The Best Women’s Skis

For each of our categories, there are men’s or unisex versions and there are usually also women’s specific versions. If you are a female shopping for skis, first determine which type of ski you want, and then look through both the men’s versions and the women’s versions to find the exact model that will work for you.

Women’s specific skis are slightly different than the equivalent men’s versions. Typically, women’s versions come in shorter lengths, lighter weight, and with less stiffness to account for women’s shorter heights and lower body weights. They also come with different graphics to distinguish between the models. Similar to how a women’s jacket is more likely to fit a woman’s body shape better than a men’s jacket, a women’s pair of skis will most likely better fit a woman’s dimensions and be easier to turn and maneuver.

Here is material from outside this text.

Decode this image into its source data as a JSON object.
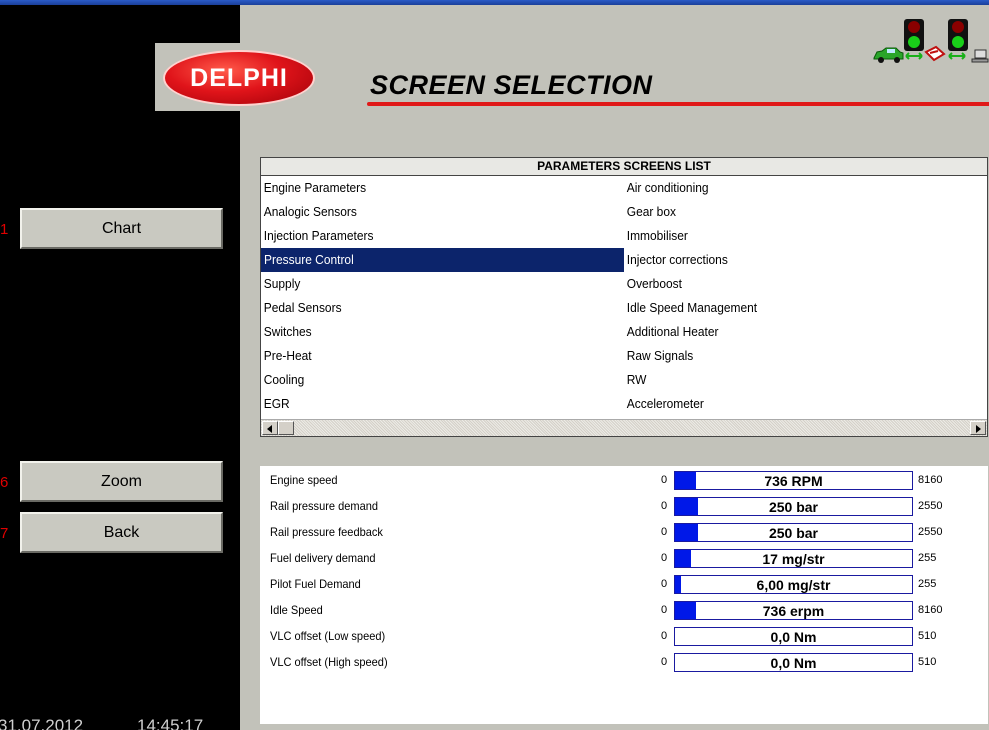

However, very advanced women sometimes prefer a stiffer men’s or unisex ski.